Counting the Days: December 15, 2023
Mark Regensburger, Ph.D.
Assistant Professor of Management
When I was a child, we always visited my grandmother’s house for Christmas Eve. Growing up in the Midwest U.S., this was at the darkest time of year; the sun set early, and it was usually cold and snowy. My grandmother grew up in southern Germany, so we followed her Christmas traditions: we bought her a live Christmas tree that day and dragged it into her house as it was getting dark and decorated it with a few ornate glass ornaments she had brought from Germany. Rather than electric lights, she used candles, and only that one night, Christmas Eve. After dinner, we all lit the candles together, and opened our few simple presents, and sat in the glow of that little circle of light in the midst of a dark evening. And in that special light we knew that we were her children, and that we were loved.
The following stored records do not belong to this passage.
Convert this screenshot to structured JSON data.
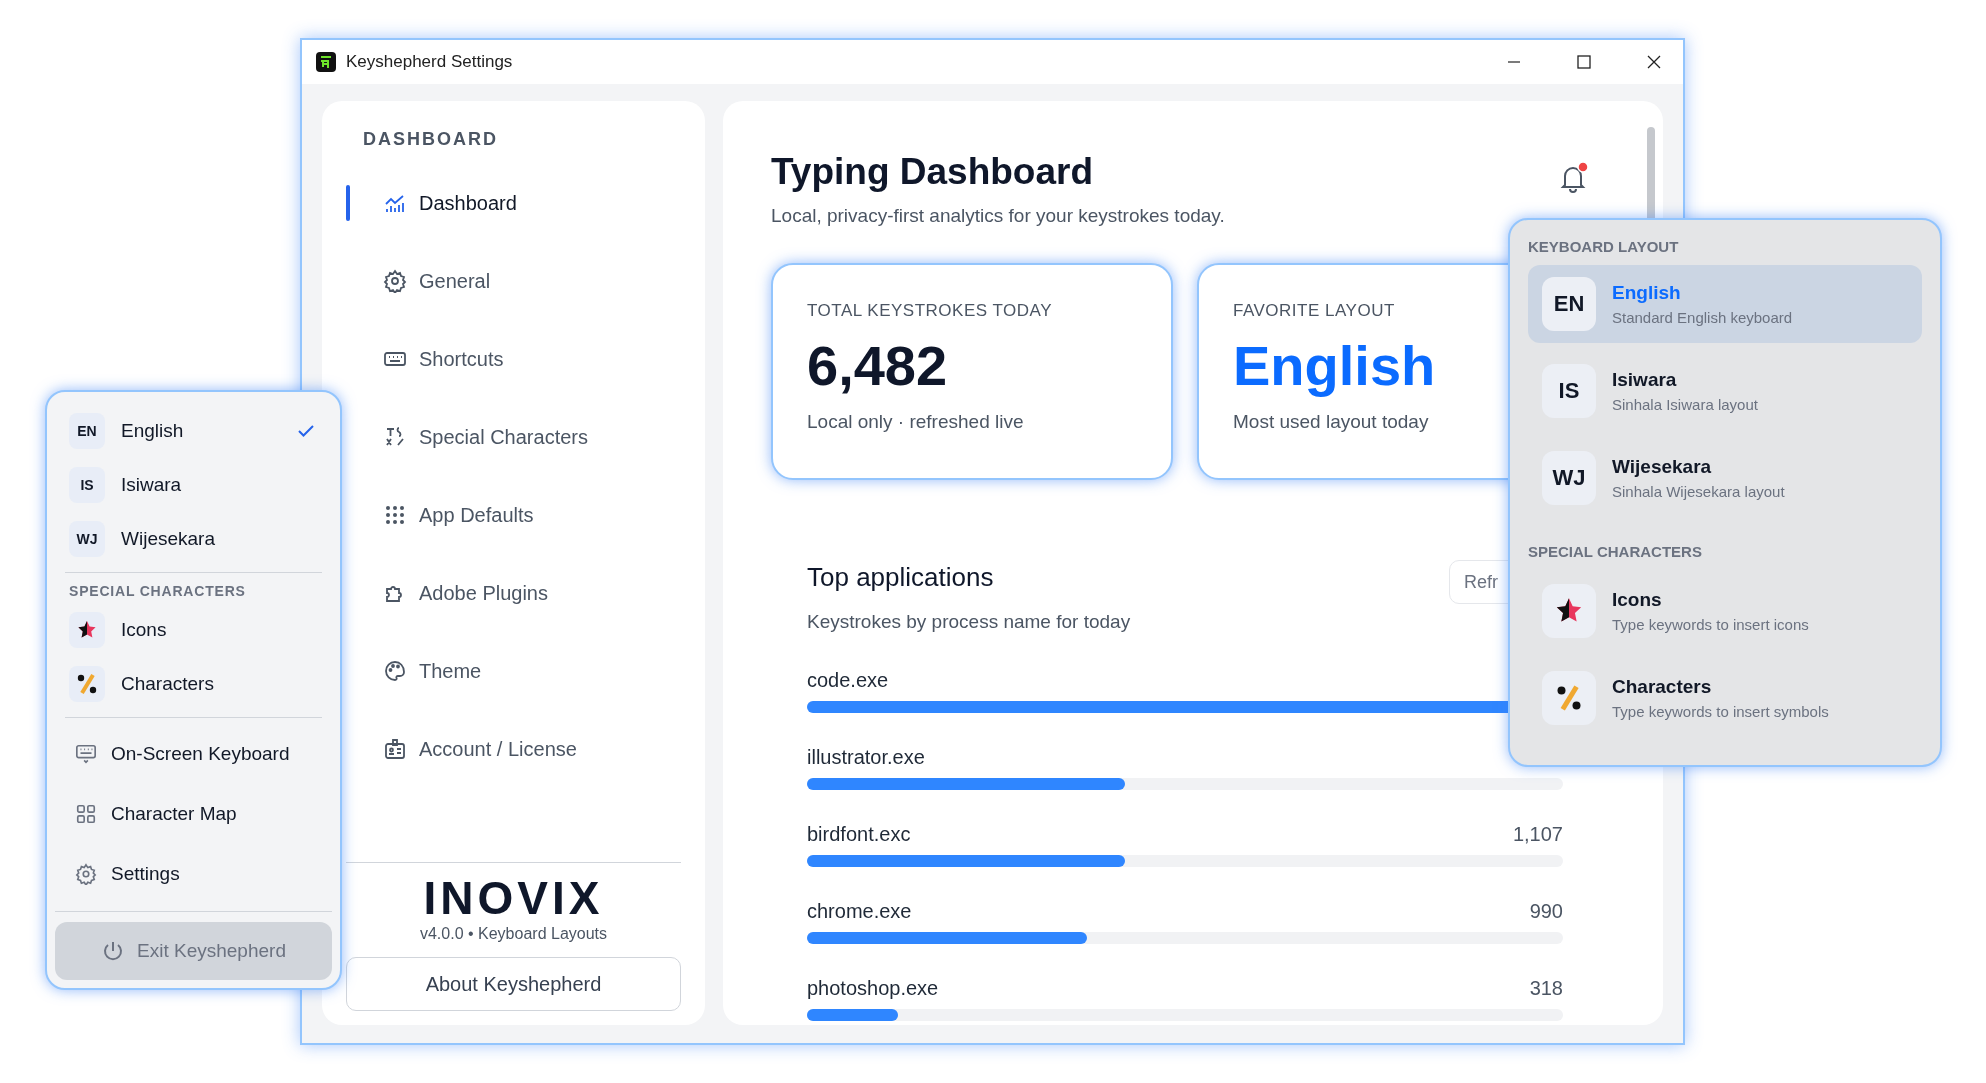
{
  "window": {
    "title": "Keyshepherd Settings"
  },
  "sidebar": {
    "heading": "DASHBOARD",
    "items": [
      {
        "label": "Dashboard",
        "kind": "chart",
        "selected": true
      },
      {
        "label": "General",
        "kind": "gear",
        "selected": false
      },
      {
        "label": "Shortcuts",
        "kind": "keyboard",
        "selected": false
      },
      {
        "label": "Special Characters",
        "kind": "symbols",
        "selected": false
      },
      {
        "label": "App Defaults",
        "kind": "dots",
        "selected": false
      },
      {
        "label": "Adobe Plugins",
        "kind": "puzzle",
        "selected": false
      },
      {
        "label": "Theme",
        "kind": "palette",
        "selected": false
      },
      {
        "label": "Account / License",
        "kind": "badge",
        "selected": false
      }
    ],
    "logo": "INOVIX",
    "version": "v4.0.0 • Keyboard Layouts",
    "about_button": "About Keyshepherd"
  },
  "dashboard": {
    "title": "Typing Dashboard",
    "subtitle": "Local, privacy-first analytics for your keystrokes today.",
    "notification_unread": true,
    "cards": [
      {
        "label": "TOTAL KEYSTROKES TODAY",
        "value": "6,482",
        "note": "Local only · refreshed live",
        "kind": "count"
      },
      {
        "label": "FAVORITE LAYOUT",
        "value": "English",
        "note": "Most used layout today",
        "kind": "accent"
      }
    ],
    "top_apps": {
      "title": "Top applications",
      "subtitle": "Keystrokes by process name for today",
      "refresh_button": "Refr",
      "rows": [
        {
          "name": "code.exe",
          "level": 1.0
        },
        {
          "name": "illustrator.exe",
          "level": 0.42
        },
        {
          "name": "birdfont.exc",
          "value": "1,107",
          "level": 0.42
        },
        {
          "name": "chrome.exe",
          "value": "990",
          "level": 0.37
        },
        {
          "name": "photoshop.exe",
          "value": "318",
          "level": 0.12
        }
      ]
    }
  },
  "tray_menu": {
    "layouts": [
      {
        "badge": "EN",
        "label": "English",
        "selected": true
      },
      {
        "badge": "IS",
        "label": "Isiwara",
        "selected": false
      },
      {
        "badge": "WJ",
        "label": "Wijesekara",
        "selected": false
      }
    ],
    "special_heading": "SPECIAL CHARACTERS",
    "special": [
      {
        "kind": "star",
        "label": "Icons"
      },
      {
        "kind": "percent",
        "label": "Characters"
      }
    ],
    "tools": [
      {
        "kind": "keyboard",
        "label": "On-Screen Keyboard"
      },
      {
        "kind": "grid",
        "label": "Character Map"
      },
      {
        "kind": "gear",
        "label": "Settings"
      }
    ],
    "exit_button": "Exit Keyshepherd"
  },
  "layout_popup": {
    "heading": "KEYBOARD LAYOUT",
    "layouts": [
      {
        "badge": "EN",
        "label": "English",
        "description": "Standard English keyboard",
        "selected": true
      },
      {
        "badge": "IS",
        "label": "Isiwara",
        "description": "Sinhala Isiwara layout",
        "selected": false
      },
      {
        "badge": "WJ",
        "label": "Wijesekara",
        "description": "Sinhala Wijesekara layout",
        "selected": false
      }
    ],
    "special_heading": "SPECIAL CHARACTERS",
    "special": [
      {
        "kind": "star",
        "label": "Icons",
        "description": "Type keywords to insert icons"
      },
      {
        "kind": "percent",
        "label": "Characters",
        "description": "Type keywords to insert symbols"
      }
    ]
  }
}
At Christmastime, we are in the darkest part of the calendar year. This year seems especially dark, with so much evil evident in the world, and so many even finding excuses for that evil. It is a world that seems to love darkness and fear the light. It is easy to lose hope. But the true light, which gives light to all, is with us always. When we receive that light, when we dare to believe that the light always wins, when we accept grace and truth into our lives, we are no longer children of darkness. We are children of light, and we can truly know the light. And in becoming children of His light, we shine with Jesus’ glory, and grace, and truth, wherever we go. So, in this season of darkness, go, and shine with His glory.